The NDA government come to power in May 2014 promising clean Ganga and Yamuna. The thousands of devotees of Mathura and residents of Agra were especially convinced of a promise of clean flowing Yamuna river. People were also hopeful that the government of the same party, BJP, in centre and in key basin states of Yamuna (Uttarakhand, Haryana and Uttar Pradesh) would bring a change in the situation. But over the five years, things have only deteriorated further. In fact, under the present government apart from dams and pollution a illegal sand mining has emerged as equally dangerous threat for the Yamuna rivers from upper reaches through middle and lower stretches.
On the occasion of Yamuna Jayanti, the Yamuna Nadi Mitra Mandli (YNMM) a voluntary group of villagers and concerned; established along the length of Yamuna by Yamuna Jiye Abhiyan is highlighting the issues affecting the Yamuna river and riparian communities which have remained unaddressed during past five years and none of the political parties even now have remotely focused on these. They also warn that ignoring the problems of Yamuna and dependent community will soon affect every state and dependent people in a significant way apart from endangering the river itself.

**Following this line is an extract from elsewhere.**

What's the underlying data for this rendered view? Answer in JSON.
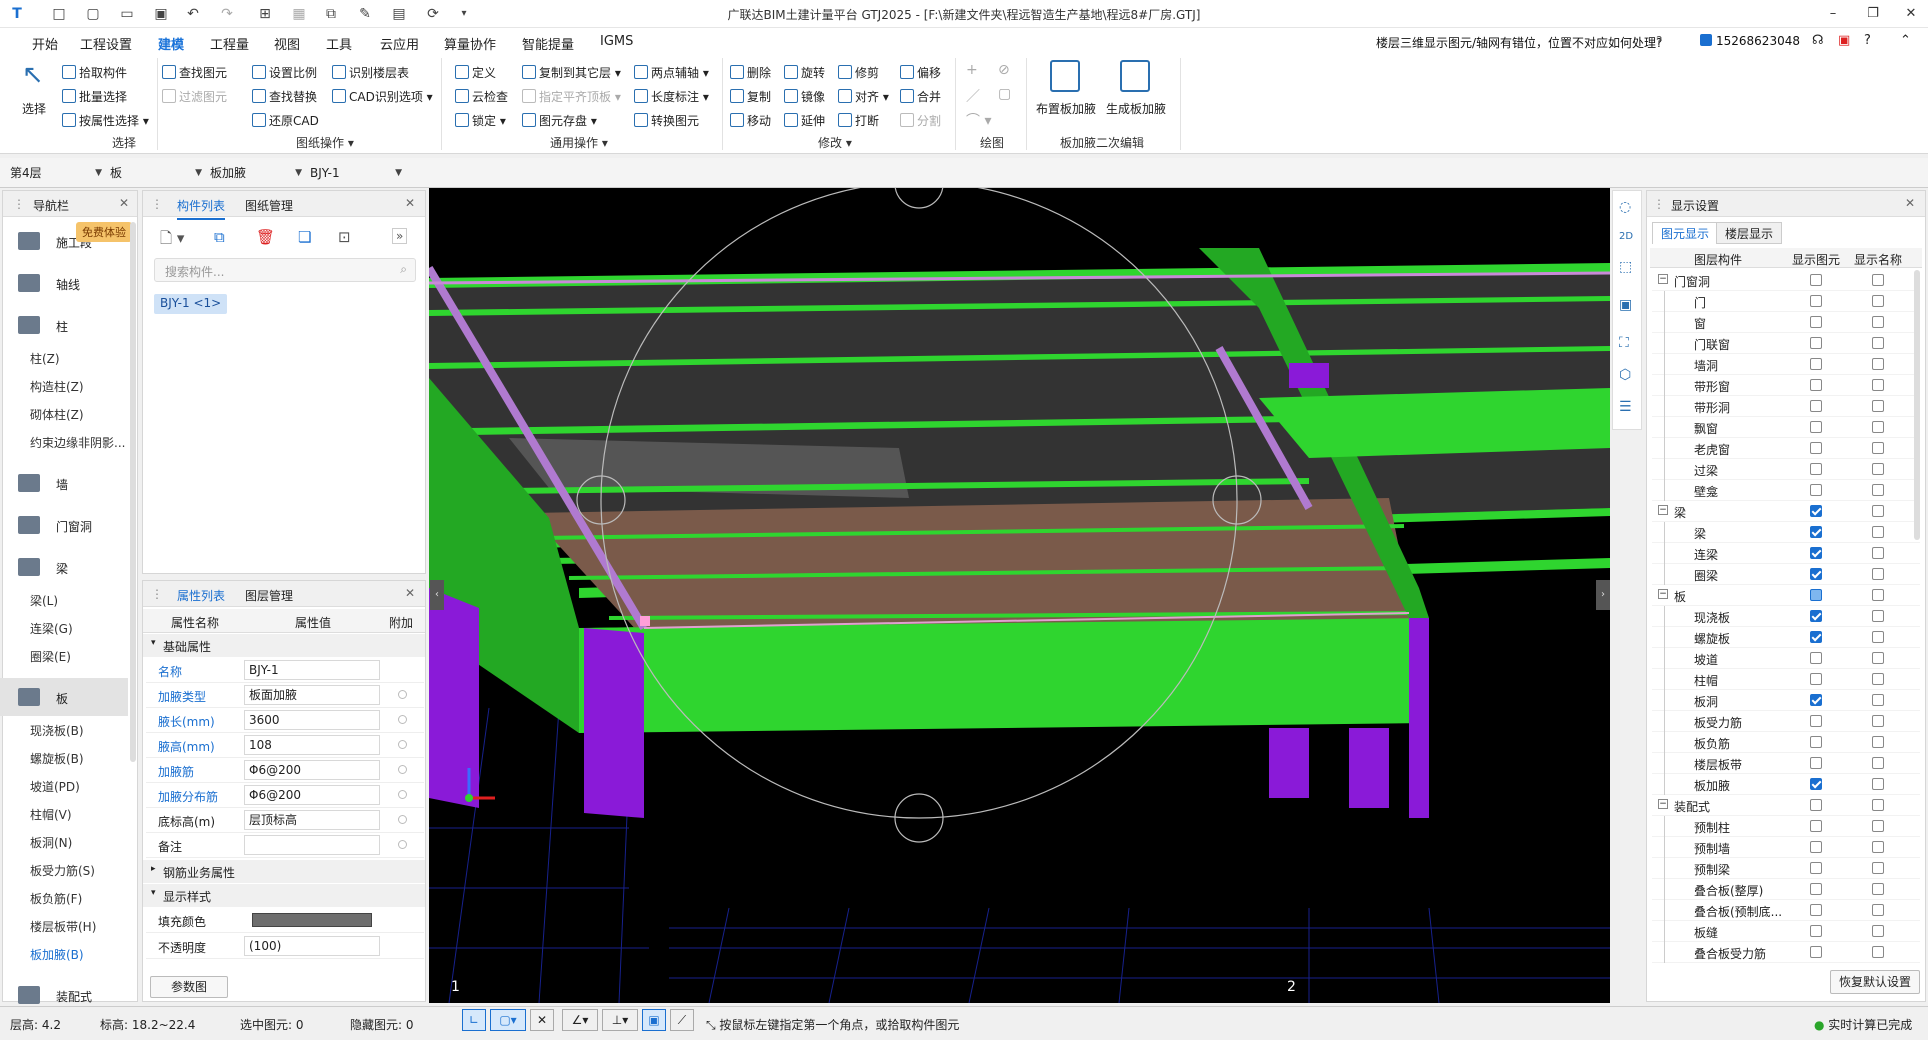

As joint monitoring report by Paryavaran Surakhsha Samiti (PSS) and Gujarat Pollution Control Board (GPCB) shows, Sabarmati is severely polluted river, downstream of Ahmedabad and is practically a dead river. Upstream of Ahmedabad, the once perennial river has no water of its own and is stealing the Narmada water meant for drought prone areas.
This incidentally is supposed to be model river rejuvenation as told to SANDRP coordinator on a television channel by no less than Executive Director (Technical) of National Mission on Clean Ganga. In fact posters during the 2014 Parliamentary elections in Varanasi, where Mr Modi fought from, said exactly that. So is the National Ganga river going down that path? Narmada itself is in same situation downstream of the dam in Gujarat as another report here shows. Gujarat model has many examples to show, it seems.
A report of groundwater pollution in Luna village accessed by Paryavaran Suraksha Samiti (PSS) has once again pointed to the alarming rate of groundwater contamination in the industrial belt in Padra in Vadodara. The report accessed through RTI found that that the Chemical Oxygen Demand (COD) level in groundwater was an alarming 2225mg/I and 27222mg/I in October and December 2018.
It should be noted that even in treated effluent water the accepted levels of COD is 250 mg/I. For ground water the level should be nil. The report was a result of joint investigation carried out by the Gujarat Pollution Control Board (GPCB), Paryavaran Suraksha Samiti (PSS), Farmers Action Group (FAG) and affected farmers in October and December 2018.
For last 22 years, 14 March is celebrated globally as International Day of Action for Rivers.
As per India Rivers Week Assessment 70 per cent of our rivers are facing existential threats. Over 60 per cent of sewage generated in India is dumped untreated in rivers and water bodies. As per latest official assessment the number of polluted river stretches in country has increased to 352 from 302 two years ago. Similarly the number of critically polluted stretches has gone up to 45 from 34 in two years. Our rivers are facing lack flow, pollution, encroachments, unsustainable mining and destruction of habitat. In mountains, streams are running dry for most of the time, while in urban areas they are over loaded with pollution.
Amid this gloomy scenario, many small initiatives are being taken to reverse the plight of our rivers. This compilation shows few of such recent and inspiring initiatives.